Since for the representatives of the varnas, the vairagis and sannyasis are a kind of "portals" to the other world of freedom, they are hierarchically considered as Guru in the Indian world. That is why one may wonder seeing the following picture in India: when sadhus in the temple are being served by brahmanas who are perhaps even more literate than this sadhu, the sadhu may not know well Sanskrit, Karmakanda, etc. Or, for example, now, when in India yoga is also Westernized for worldly people, you can meet a yogacarya who teaches Hindus gymnastics, but he honors sadhu who does not bend in asanas. This is why yoga is traditionally connected with the "transparent, pure world of peace", and not the ability to "passionately do gymnastics". In India, no matter how they are overgrown with outwardly Western elements, in general, somewhere on the "spiritual-genetic" level, it is still clearly stated what is real yoga and what is not. This is reality – above flowers, above smells, above tastes, etc. sadhus and Gurus, advanced sadhakas teach precisely with the energy of these worlds, therefore he may even be illiterate. They can teach with their silence too.

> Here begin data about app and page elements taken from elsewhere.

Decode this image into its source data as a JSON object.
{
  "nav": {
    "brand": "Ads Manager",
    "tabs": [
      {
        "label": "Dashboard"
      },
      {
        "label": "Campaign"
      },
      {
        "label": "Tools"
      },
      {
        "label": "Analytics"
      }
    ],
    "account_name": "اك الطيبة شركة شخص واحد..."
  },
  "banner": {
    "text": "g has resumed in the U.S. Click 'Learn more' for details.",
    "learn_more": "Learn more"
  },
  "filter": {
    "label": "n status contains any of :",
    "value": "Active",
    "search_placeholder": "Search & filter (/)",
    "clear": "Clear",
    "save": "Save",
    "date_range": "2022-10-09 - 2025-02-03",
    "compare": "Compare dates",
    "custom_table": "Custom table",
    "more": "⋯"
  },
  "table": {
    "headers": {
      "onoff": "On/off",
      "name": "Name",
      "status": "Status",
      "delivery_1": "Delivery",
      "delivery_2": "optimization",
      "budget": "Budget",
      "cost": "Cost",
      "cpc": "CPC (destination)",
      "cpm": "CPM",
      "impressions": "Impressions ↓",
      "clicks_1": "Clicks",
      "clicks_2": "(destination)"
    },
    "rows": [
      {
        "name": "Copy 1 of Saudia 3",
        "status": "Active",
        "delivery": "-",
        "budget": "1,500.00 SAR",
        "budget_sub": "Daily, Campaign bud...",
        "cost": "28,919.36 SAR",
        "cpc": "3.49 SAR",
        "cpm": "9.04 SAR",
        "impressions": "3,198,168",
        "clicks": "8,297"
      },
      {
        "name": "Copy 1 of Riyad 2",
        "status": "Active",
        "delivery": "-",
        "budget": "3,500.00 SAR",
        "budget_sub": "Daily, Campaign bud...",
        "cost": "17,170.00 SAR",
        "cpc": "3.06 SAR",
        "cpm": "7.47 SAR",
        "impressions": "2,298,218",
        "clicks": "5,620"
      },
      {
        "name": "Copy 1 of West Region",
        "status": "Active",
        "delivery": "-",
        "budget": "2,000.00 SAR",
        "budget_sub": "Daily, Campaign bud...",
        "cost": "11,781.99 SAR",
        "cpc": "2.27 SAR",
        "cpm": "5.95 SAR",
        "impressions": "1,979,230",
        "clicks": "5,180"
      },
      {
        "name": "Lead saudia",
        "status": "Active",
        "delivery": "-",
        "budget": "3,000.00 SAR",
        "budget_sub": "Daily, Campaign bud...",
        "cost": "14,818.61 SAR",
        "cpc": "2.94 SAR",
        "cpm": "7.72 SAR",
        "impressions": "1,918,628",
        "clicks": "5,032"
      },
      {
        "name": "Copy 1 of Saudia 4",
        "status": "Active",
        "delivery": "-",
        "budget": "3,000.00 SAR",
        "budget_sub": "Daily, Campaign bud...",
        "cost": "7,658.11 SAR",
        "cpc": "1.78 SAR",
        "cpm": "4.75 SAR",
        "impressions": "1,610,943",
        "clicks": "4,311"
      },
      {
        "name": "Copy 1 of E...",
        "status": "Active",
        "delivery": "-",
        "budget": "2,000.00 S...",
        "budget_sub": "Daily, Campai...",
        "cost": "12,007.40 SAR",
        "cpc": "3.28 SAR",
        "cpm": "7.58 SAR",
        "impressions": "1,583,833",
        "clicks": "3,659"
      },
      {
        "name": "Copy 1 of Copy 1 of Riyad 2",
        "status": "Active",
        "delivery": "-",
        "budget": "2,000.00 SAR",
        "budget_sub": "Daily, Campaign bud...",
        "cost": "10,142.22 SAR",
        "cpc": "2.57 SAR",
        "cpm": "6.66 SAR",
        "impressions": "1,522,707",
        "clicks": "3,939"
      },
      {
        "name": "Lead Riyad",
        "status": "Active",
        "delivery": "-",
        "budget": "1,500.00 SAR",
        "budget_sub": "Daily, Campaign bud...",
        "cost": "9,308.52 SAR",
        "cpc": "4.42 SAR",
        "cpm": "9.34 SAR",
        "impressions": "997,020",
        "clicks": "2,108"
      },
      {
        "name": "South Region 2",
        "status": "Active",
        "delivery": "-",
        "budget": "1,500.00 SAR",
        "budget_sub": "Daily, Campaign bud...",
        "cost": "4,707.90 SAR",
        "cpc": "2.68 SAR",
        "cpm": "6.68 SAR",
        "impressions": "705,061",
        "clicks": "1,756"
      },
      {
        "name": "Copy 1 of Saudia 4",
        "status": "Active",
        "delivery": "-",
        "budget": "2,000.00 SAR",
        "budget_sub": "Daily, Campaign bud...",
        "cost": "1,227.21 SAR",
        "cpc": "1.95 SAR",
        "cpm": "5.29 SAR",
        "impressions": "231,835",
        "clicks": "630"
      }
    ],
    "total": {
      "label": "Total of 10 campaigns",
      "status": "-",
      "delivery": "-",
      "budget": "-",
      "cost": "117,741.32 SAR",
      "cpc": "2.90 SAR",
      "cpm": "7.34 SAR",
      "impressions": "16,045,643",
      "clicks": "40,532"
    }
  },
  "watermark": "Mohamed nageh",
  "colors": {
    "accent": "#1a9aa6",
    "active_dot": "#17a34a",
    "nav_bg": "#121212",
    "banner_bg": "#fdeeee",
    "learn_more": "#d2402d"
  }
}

What is perfect Vairagya?

Complete detachment is paradoxical for a Western person who is historically programmed by the Abrahamic, dualistic consciousness (maybe Kabbalah, Sufism, etc., are a little exception to this). The Indian consciousness, if someone had time to notice, combines differences, and this has doctrines that have been grounded for centuries. How, for example, can Christian combine fanatical faith with sometimes seemingly cynical behavior? Or how can the offering of the most impure substances to the Divine be regarded as the highest form of worship? Even foul language (it is also developed among them) can be a special form of Divinity, it is enough to look at some of the instructions for Pashupatam, Kapalik, etc. But, of course, one must be careful and properly study the essence of such elements, their doctrines.

To put it in a nutshell: perfect renunciation is the ultimate detachment from the outside, combined with the ultimate immersion in the outside (which, as a rule, is not burdensome). The process is two-sided, but the first state should always prevail in it over the second, despite their interdependence. One is the "testing", "regulating" element of the other.

Author: Yogi Matsyendranath Maharaj

Back to the list